--- MATERIAL PROVIDED Enclosed Below ---
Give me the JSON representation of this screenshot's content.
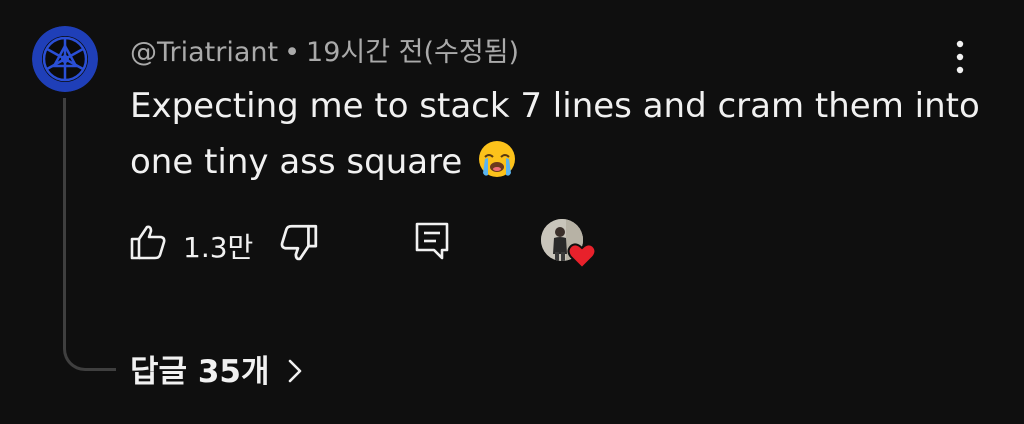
{
  "comment": {
    "author": "@Triatriant",
    "separator": "•",
    "timestamp": "19시간 전(수정됨)",
    "text_line1": "Expecting me to stack 7 lines and cram them into",
    "text_line2": "one tiny ass square",
    "emoji": "loudly-crying-face",
    "like_count": "1.3만",
    "replies_label": "답글 35개"
  },
  "icons": {
    "like": "thumbs-up-icon",
    "dislike": "thumbs-down-icon",
    "reply": "reply-icon",
    "menu": "more-vertical-icon",
    "creator_heart": "creator-heart-icon",
    "replies_chevron": "chevron-right-icon"
  },
  "colors": {
    "background": "#0f0f0f",
    "text_primary": "#f1f1f1",
    "text_secondary": "#aaaaaa",
    "heart": "#e8212b",
    "avatar_blue": "#1f3fb8"
  }
}
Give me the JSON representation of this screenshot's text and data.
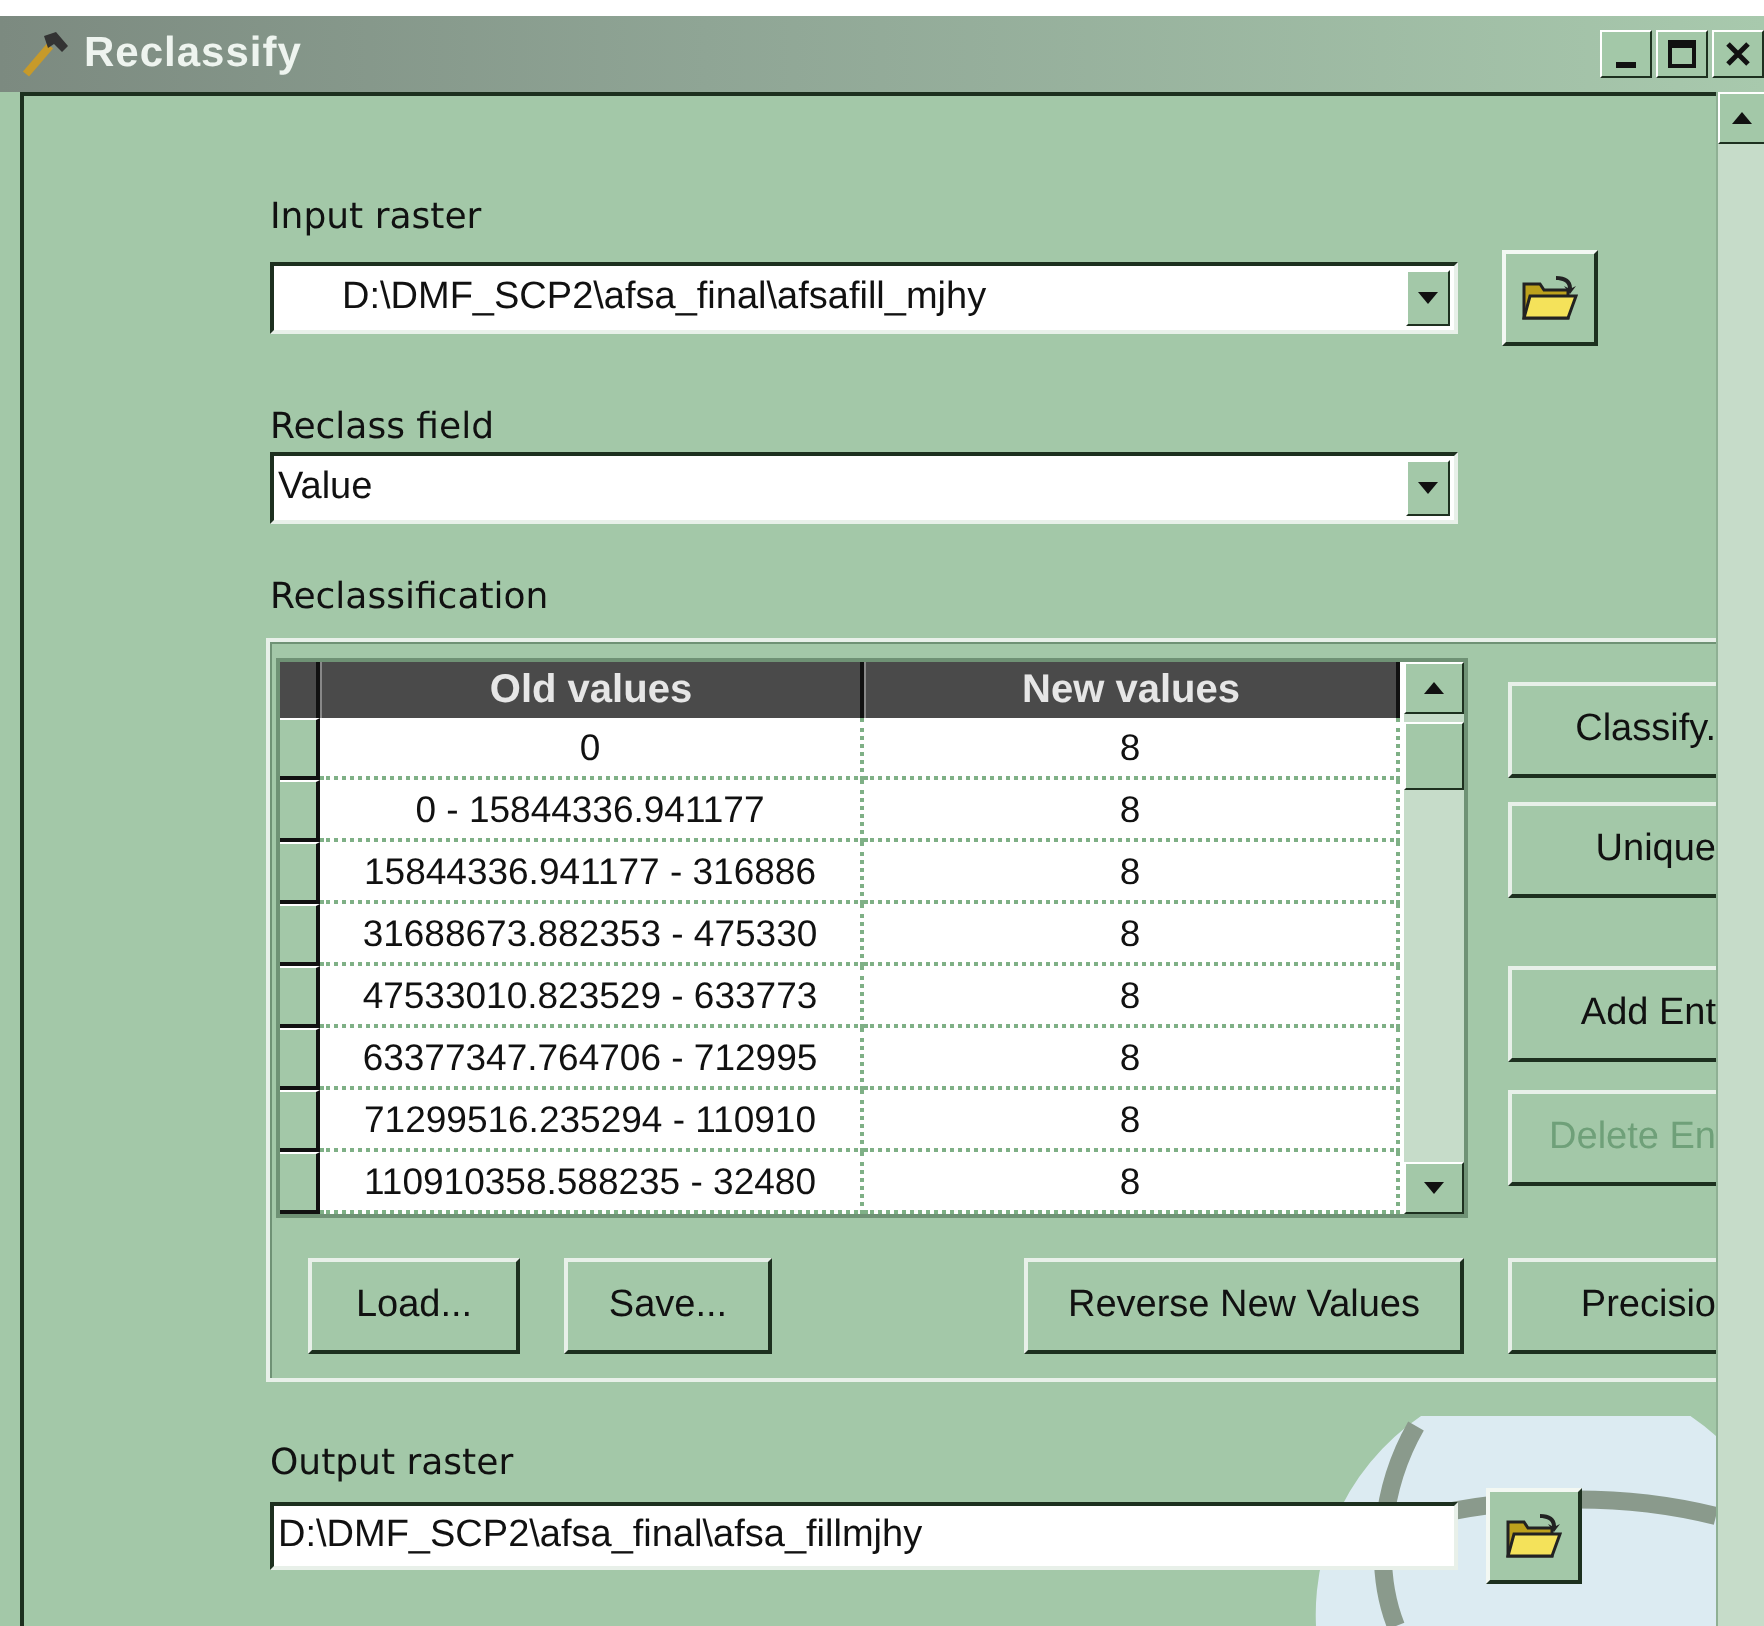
{
  "window": {
    "title": "Reclassify"
  },
  "input_raster": {
    "label": "Input raster",
    "value": "D:\\DMF_SCP2\\afsa_final\\afsafill_mjhy"
  },
  "reclass_field": {
    "label": "Reclass field",
    "value": "Value"
  },
  "reclassification": {
    "label": "Reclassification",
    "columns": [
      "Old values",
      "New values"
    ],
    "rows": [
      {
        "old": "0",
        "new": "8"
      },
      {
        "old": "0 - 15844336.941177",
        "new": "8"
      },
      {
        "old": "15844336.941177 - 316886",
        "new": "8"
      },
      {
        "old": "31688673.882353 - 475330",
        "new": "8"
      },
      {
        "old": "47533010.823529 - 633773",
        "new": "8"
      },
      {
        "old": "63377347.764706 - 712995",
        "new": "8"
      },
      {
        "old": "71299516.235294 - 110910",
        "new": "8"
      },
      {
        "old": "110910358.588235 - 32480",
        "new": "8"
      }
    ],
    "side_buttons": [
      {
        "label": "Classify.",
        "disabled": false
      },
      {
        "label": "Unique",
        "disabled": false
      },
      {
        "label": "Add Ent",
        "disabled": false
      },
      {
        "label": "Delete En",
        "disabled": true
      }
    ],
    "bottom_buttons": [
      {
        "label": "Load...",
        "disabled": false
      },
      {
        "label": "Save...",
        "disabled": false
      },
      {
        "label": "Reverse New Values",
        "disabled": false
      },
      {
        "label": "Precisio",
        "disabled": false
      }
    ]
  },
  "output_raster": {
    "label": "Output raster",
    "value": "D:\\DMF_SCP2\\afsa_final\\afsa_fillmjhy"
  }
}
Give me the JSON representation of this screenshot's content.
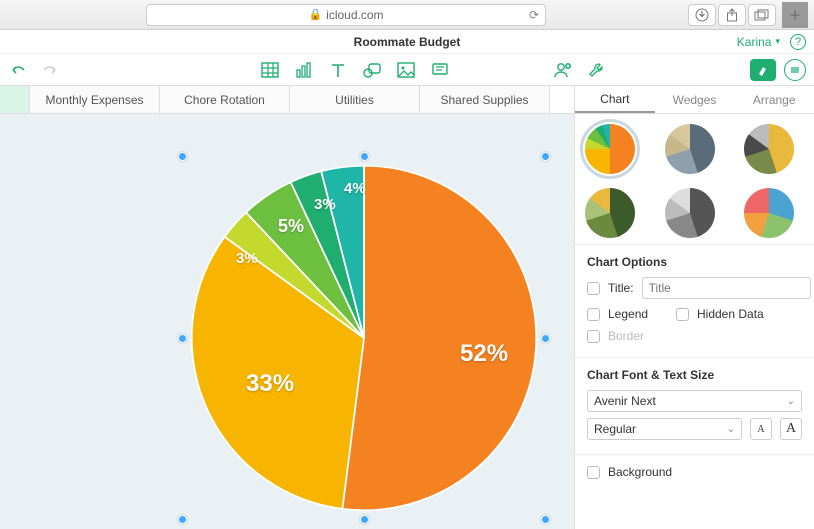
{
  "browser": {
    "url_host": "icloud.com"
  },
  "doc": {
    "title": "Roommate Budget",
    "user": "Karina"
  },
  "tabs": [
    "Monthly Expenses",
    "Chore Rotation",
    "Utilities",
    "Shared Supplies"
  ],
  "inspector": {
    "tabs": [
      "Chart",
      "Wedges",
      "Arrange"
    ],
    "active_tab": 0,
    "options_title": "Chart Options",
    "title_label": "Title:",
    "title_placeholder": "Title",
    "legend_label": "Legend",
    "hidden_label": "Hidden Data",
    "border_label": "Border",
    "font_section": "Chart Font & Text Size",
    "font_family": "Avenir Next",
    "font_weight": "Regular",
    "background_label": "Background"
  },
  "chart_data": {
    "type": "pie",
    "title": "",
    "slices": [
      {
        "label": "52%",
        "value": 52,
        "color": "#f58220"
      },
      {
        "label": "33%",
        "value": 33,
        "color": "#f7b500"
      },
      {
        "label": "3%",
        "value": 3,
        "color": "#c4d92e"
      },
      {
        "label": "5%",
        "value": 5,
        "color": "#6cbf3f"
      },
      {
        "label": "3%",
        "value": 3,
        "color": "#1fae6f"
      },
      {
        "label": "4%",
        "value": 4,
        "color": "#1fb5a7"
      }
    ],
    "start_angle_deg": -90,
    "label_color": "#ffffff"
  }
}
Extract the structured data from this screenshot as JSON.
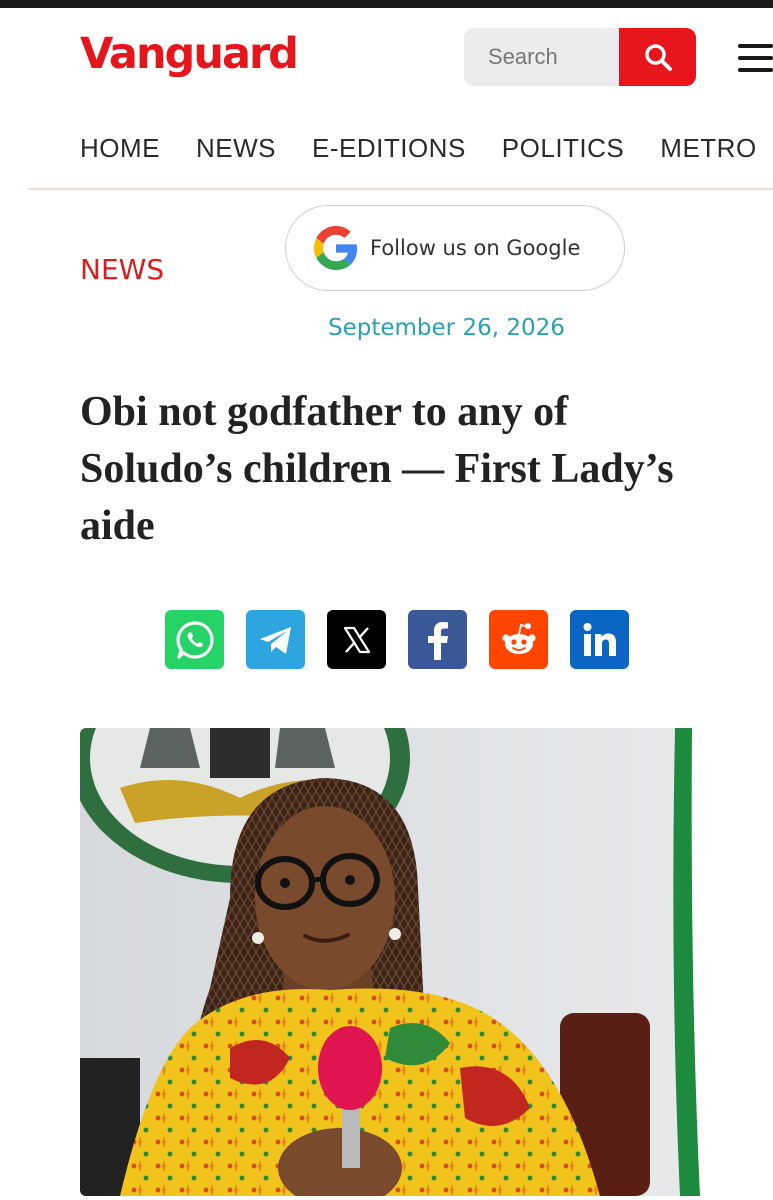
{
  "header": {
    "logo_text": "Vanguard",
    "search_placeholder": "Search",
    "brand_color": "#e4161b"
  },
  "nav": {
    "items": [
      {
        "label": "HOME"
      },
      {
        "label": "NEWS"
      },
      {
        "label": "E-EDITIONS"
      },
      {
        "label": "POLITICS"
      },
      {
        "label": "METRO"
      }
    ]
  },
  "article": {
    "category": "NEWS",
    "follow_label": "Follow us on Google",
    "date": "September 26, 2026",
    "headline": "Obi not godfather to any of Soludo’s children — First Lady’s aide"
  },
  "share": {
    "buttons": [
      {
        "icon": "whatsapp-icon",
        "color": "#25d366"
      },
      {
        "icon": "telegram-icon",
        "color": "#2ca5e0"
      },
      {
        "icon": "x-icon",
        "color": "#000000"
      },
      {
        "icon": "facebook-icon",
        "color": "#3b5998"
      },
      {
        "icon": "reddit-icon",
        "color": "#ff4500"
      },
      {
        "icon": "linkedin-icon",
        "color": "#0a66c2"
      }
    ]
  }
}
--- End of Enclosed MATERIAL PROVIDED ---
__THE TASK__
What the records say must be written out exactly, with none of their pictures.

__TASK RESULT__
Give me the JSON representation of this screenshot's content.
{
  "comment": {
    "author": "@Triatriant",
    "separator": "•",
    "timestamp": "19시간 전(수정됨)",
    "text_line1": "Expecting me to stack 7 lines and cram them into",
    "text_line2": "one tiny ass square",
    "emoji": "loudly-crying-face",
    "like_count": "1.3만",
    "replies_label": "답글 35개"
  },
  "icons": {
    "like": "thumbs-up-icon",
    "dislike": "thumbs-down-icon",
    "reply": "reply-icon",
    "menu": "more-vertical-icon",
    "creator_heart": "creator-heart-icon",
    "replies_chevron": "chevron-right-icon"
  },
  "colors": {
    "background": "#0f0f0f",
    "text_primary": "#f1f1f1",
    "text_secondary": "#aaaaaa",
    "heart": "#e8212b",
    "avatar_blue": "#1f3fb8"
  }
}
Give me the JSON representation of this screenshot's text and data.
{
  "window": {
    "title": "Reclassify"
  },
  "input_raster": {
    "label": "Input raster",
    "value": "D:\\DMF_SCP2\\afsa_final\\afsafill_mjhy"
  },
  "reclass_field": {
    "label": "Reclass field",
    "value": "Value"
  },
  "reclassification": {
    "label": "Reclassification",
    "columns": [
      "Old values",
      "New values"
    ],
    "rows": [
      {
        "old": "0",
        "new": "8"
      },
      {
        "old": "0 - 15844336.941177",
        "new": "8"
      },
      {
        "old": "15844336.941177 - 316886",
        "new": "8"
      },
      {
        "old": "31688673.882353 - 475330",
        "new": "8"
      },
      {
        "old": "47533010.823529 - 633773",
        "new": "8"
      },
      {
        "old": "63377347.764706 - 712995",
        "new": "8"
      },
      {
        "old": "71299516.235294 - 110910",
        "new": "8"
      },
      {
        "old": "110910358.588235 - 32480",
        "new": "8"
      }
    ],
    "side_buttons": [
      {
        "label": "Classify.",
        "disabled": false
      },
      {
        "label": "Unique",
        "disabled": false
      },
      {
        "label": "Add Ent",
        "disabled": false
      },
      {
        "label": "Delete En",
        "disabled": true
      }
    ],
    "bottom_buttons": [
      {
        "label": "Load...",
        "disabled": false
      },
      {
        "label": "Save...",
        "disabled": false
      },
      {
        "label": "Reverse New Values",
        "disabled": false
      },
      {
        "label": "Precisio",
        "disabled": false
      }
    ]
  },
  "output_raster": {
    "label": "Output raster",
    "value": "D:\\DMF_SCP2\\afsa_final\\afsa_fillmjhy"
  }
}
Give me the JSON representation of this screenshot's content.
{
  "browser": {
    "url_host": "icloud.com"
  },
  "doc": {
    "title": "Roommate Budget",
    "user": "Karina"
  },
  "tabs": [
    "Monthly Expenses",
    "Chore Rotation",
    "Utilities",
    "Shared Supplies"
  ],
  "inspector": {
    "tabs": [
      "Chart",
      "Wedges",
      "Arrange"
    ],
    "active_tab": 0,
    "options_title": "Chart Options",
    "title_label": "Title:",
    "title_placeholder": "Title",
    "legend_label": "Legend",
    "hidden_label": "Hidden Data",
    "border_label": "Border",
    "font_section": "Chart Font & Text Size",
    "font_family": "Avenir Next",
    "font_weight": "Regular",
    "background_label": "Background"
  },
  "chart_data": {
    "type": "pie",
    "title": "",
    "slices": [
      {
        "label": "52%",
        "value": 52,
        "color": "#f58220"
      },
      {
        "label": "33%",
        "value": 33,
        "color": "#f7b500"
      },
      {
        "label": "3%",
        "value": 3,
        "color": "#c4d92e"
      },
      {
        "label": "5%",
        "value": 5,
        "color": "#6cbf3f"
      },
      {
        "label": "3%",
        "value": 3,
        "color": "#1fae6f"
      },
      {
        "label": "4%",
        "value": 4,
        "color": "#1fb5a7"
      }
    ],
    "start_angle_deg": -90,
    "label_color": "#ffffff"
  }
}
Extract the structured data from this screenshot as JSON.
{
  "header": {
    "logo_text": "Vanguard",
    "search_placeholder": "Search",
    "brand_color": "#e4161b"
  },
  "nav": {
    "items": [
      {
        "label": "HOME"
      },
      {
        "label": "NEWS"
      },
      {
        "label": "E-EDITIONS"
      },
      {
        "label": "POLITICS"
      },
      {
        "label": "METRO"
      }
    ]
  },
  "article": {
    "category": "NEWS",
    "follow_label": "Follow us on Google",
    "date": "September 26, 2026",
    "headline": "Obi not godfather to any of Soludo’s children — First Lady’s aide"
  },
  "share": {
    "buttons": [
      {
        "icon": "whatsapp-icon",
        "color": "#25d366"
      },
      {
        "icon": "telegram-icon",
        "color": "#2ca5e0"
      },
      {
        "icon": "x-icon",
        "color": "#000000"
      },
      {
        "icon": "facebook-icon",
        "color": "#3b5998"
      },
      {
        "icon": "reddit-icon",
        "color": "#ff4500"
      },
      {
        "icon": "linkedin-icon",
        "color": "#0a66c2"
      }
    ]
  }
}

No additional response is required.